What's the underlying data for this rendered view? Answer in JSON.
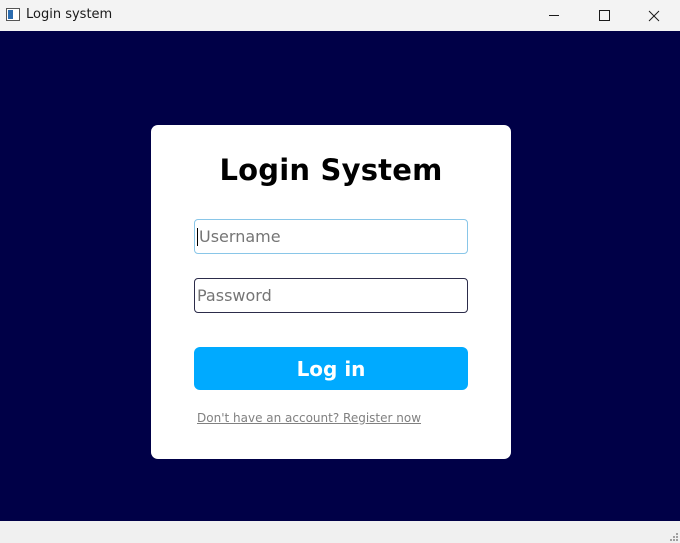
{
  "window": {
    "title": "Login system",
    "icon": "app-window-icon"
  },
  "card": {
    "title": "Login System",
    "username": {
      "placeholder": "Username",
      "value": ""
    },
    "password": {
      "placeholder": "Password",
      "value": ""
    },
    "login_label": "Log in",
    "register_label": "Don't have an account? Register now"
  },
  "colors": {
    "background": "#000047",
    "card": "#ffffff",
    "accent": "#00aaff",
    "focus_border": "#89c6e8",
    "link": "#808080"
  }
}
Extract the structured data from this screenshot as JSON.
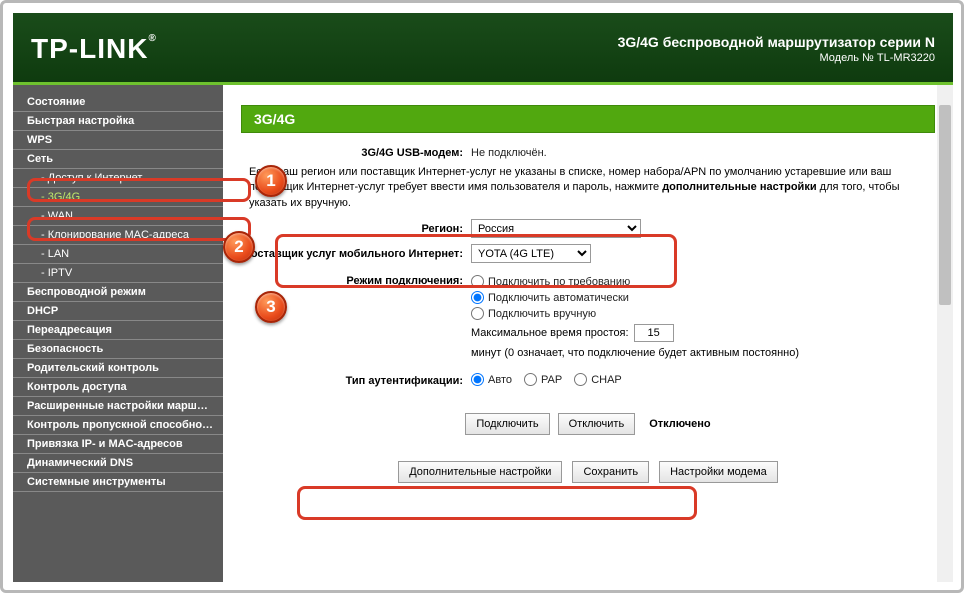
{
  "header": {
    "brand": "TP-LINK",
    "title": "3G/4G беспроводной маршрутизатор серии N",
    "model": "Модель № TL-MR3220"
  },
  "sidebar": {
    "items": [
      {
        "label": "Состояние",
        "sub": false
      },
      {
        "label": "Быстрая настройка",
        "sub": false
      },
      {
        "label": "WPS",
        "sub": false
      },
      {
        "label": "Сеть",
        "sub": false
      },
      {
        "label": "- Доступ к Интернет",
        "sub": true
      },
      {
        "label": "- 3G/4G",
        "sub": true,
        "active": true
      },
      {
        "label": "- WAN",
        "sub": true
      },
      {
        "label": "- Клонирование MAC-адреса",
        "sub": true
      },
      {
        "label": "- LAN",
        "sub": true
      },
      {
        "label": "- IPTV",
        "sub": true
      },
      {
        "label": "Беспроводной режим",
        "sub": false
      },
      {
        "label": "DHCP",
        "sub": false
      },
      {
        "label": "Переадресация",
        "sub": false
      },
      {
        "label": "Безопасность",
        "sub": false
      },
      {
        "label": "Родительский контроль",
        "sub": false
      },
      {
        "label": "Контроль доступа",
        "sub": false
      },
      {
        "label": "Расширенные настройки маршрутизации",
        "sub": false
      },
      {
        "label": "Контроль пропускной способности",
        "sub": false
      },
      {
        "label": "Привязка IP- и MAC-адресов",
        "sub": false
      },
      {
        "label": "Динамический DNS",
        "sub": false
      },
      {
        "label": "Системные инструменты",
        "sub": false
      }
    ]
  },
  "main": {
    "section_title": "3G/4G",
    "modem": {
      "label": "3G/4G USB-модем:",
      "value": "Не подключён."
    },
    "note_pre": "Если ваш регион или поставщик Интернет-услуг не указаны в списке, номер набора/APN по умолчанию устаревшие или ваш поставщик Интернет-услуг требует ввести имя пользователя и пароль, нажмите ",
    "note_link": "дополнительные настройки",
    "note_post": " для того, чтобы указать их вручную.",
    "location": {
      "label": "Регион:",
      "value": "Россия"
    },
    "isp": {
      "label": "Поставщик услуг мобильного Интернет:",
      "value": "YOTA (4G LTE)"
    },
    "conn_mode": {
      "label": "Режим подключения:",
      "options": [
        "Подключить по требованию",
        "Подключить автоматически",
        "Подключить вручную"
      ],
      "selected": 1
    },
    "max_idle": {
      "label_pre": "Максимальное время простоя:",
      "value": "15",
      "label_mid": "минут (0 означает, что подключение будет активным постоянно)"
    },
    "auth": {
      "label": "Тип аутентификации:",
      "options": [
        "Авто",
        "PAP",
        "CHAP"
      ],
      "selected": 0
    },
    "connect_btn": "Подключить",
    "disconnect_btn": "Отключить",
    "status": "Отключено",
    "btn_advanced": "Дополнительные настройки",
    "btn_save": "Сохранить",
    "btn_modem": "Настройки модема"
  },
  "markers": {
    "m1": "1",
    "m2": "2",
    "m3": "3"
  }
}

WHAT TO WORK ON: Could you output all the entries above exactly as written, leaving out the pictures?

RESULT FOR THIS TASK:
What's the underlying data for this rendered view? Answer in JSON.
{
  "window": {
    "title": "Login system",
    "icon": "app-window-icon"
  },
  "card": {
    "title": "Login System",
    "username": {
      "placeholder": "Username",
      "value": ""
    },
    "password": {
      "placeholder": "Password",
      "value": ""
    },
    "login_label": "Log in",
    "register_label": "Don't have an account? Register now"
  },
  "colors": {
    "background": "#000047",
    "card": "#ffffff",
    "accent": "#00aaff",
    "focus_border": "#89c6e8",
    "link": "#808080"
  }
}
Extract the structured data from this screenshot as JSON.
{
  "header": {
    "brand": "TP-LINK",
    "title": "3G/4G беспроводной маршрутизатор серии N",
    "model": "Модель № TL-MR3220"
  },
  "sidebar": {
    "items": [
      {
        "label": "Состояние",
        "sub": false
      },
      {
        "label": "Быстрая настройка",
        "sub": false
      },
      {
        "label": "WPS",
        "sub": false
      },
      {
        "label": "Сеть",
        "sub": false
      },
      {
        "label": "- Доступ к Интернет",
        "sub": true
      },
      {
        "label": "- 3G/4G",
        "sub": true,
        "active": true
      },
      {
        "label": "- WAN",
        "sub": true
      },
      {
        "label": "- Клонирование MAC-адреса",
        "sub": true
      },
      {
        "label": "- LAN",
        "sub": true
      },
      {
        "label": "- IPTV",
        "sub": true
      },
      {
        "label": "Беспроводной режим",
        "sub": false
      },
      {
        "label": "DHCP",
        "sub": false
      },
      {
        "label": "Переадресация",
        "sub": false
      },
      {
        "label": "Безопасность",
        "sub": false
      },
      {
        "label": "Родительский контроль",
        "sub": false
      },
      {
        "label": "Контроль доступа",
        "sub": false
      },
      {
        "label": "Расширенные настройки маршрутизации",
        "sub": false
      },
      {
        "label": "Контроль пропускной способности",
        "sub": false
      },
      {
        "label": "Привязка IP- и MAC-адресов",
        "sub": false
      },
      {
        "label": "Динамический DNS",
        "sub": false
      },
      {
        "label": "Системные инструменты",
        "sub": false
      }
    ]
  },
  "main": {
    "section_title": "3G/4G",
    "modem": {
      "label": "3G/4G USB-модем:",
      "value": "Не подключён."
    },
    "note_pre": "Если ваш регион или поставщик Интернет-услуг не указаны в списке, номер набора/APN по умолчанию устаревшие или ваш поставщик Интернет-услуг требует ввести имя пользователя и пароль, нажмите ",
    "note_link": "дополнительные настройки",
    "note_post": " для того, чтобы указать их вручную.",
    "location": {
      "label": "Регион:",
      "value": "Россия"
    },
    "isp": {
      "label": "Поставщик услуг мобильного Интернет:",
      "value": "YOTA (4G LTE)"
    },
    "conn_mode": {
      "label": "Режим подключения:",
      "options": [
        "Подключить по требованию",
        "Подключить автоматически",
        "Подключить вручную"
      ],
      "selected": 1
    },
    "max_idle": {
      "label_pre": "Максимальное время простоя:",
      "value": "15",
      "label_mid": "минут (0 означает, что подключение будет активным постоянно)"
    },
    "auth": {
      "label": "Тип аутентификации:",
      "options": [
        "Авто",
        "PAP",
        "CHAP"
      ],
      "selected": 0
    },
    "connect_btn": "Подключить",
    "disconnect_btn": "Отключить",
    "status": "Отключено",
    "btn_advanced": "Дополнительные настройки",
    "btn_save": "Сохранить",
    "btn_modem": "Настройки модема"
  },
  "markers": {
    "m1": "1",
    "m2": "2",
    "m3": "3"
  }
}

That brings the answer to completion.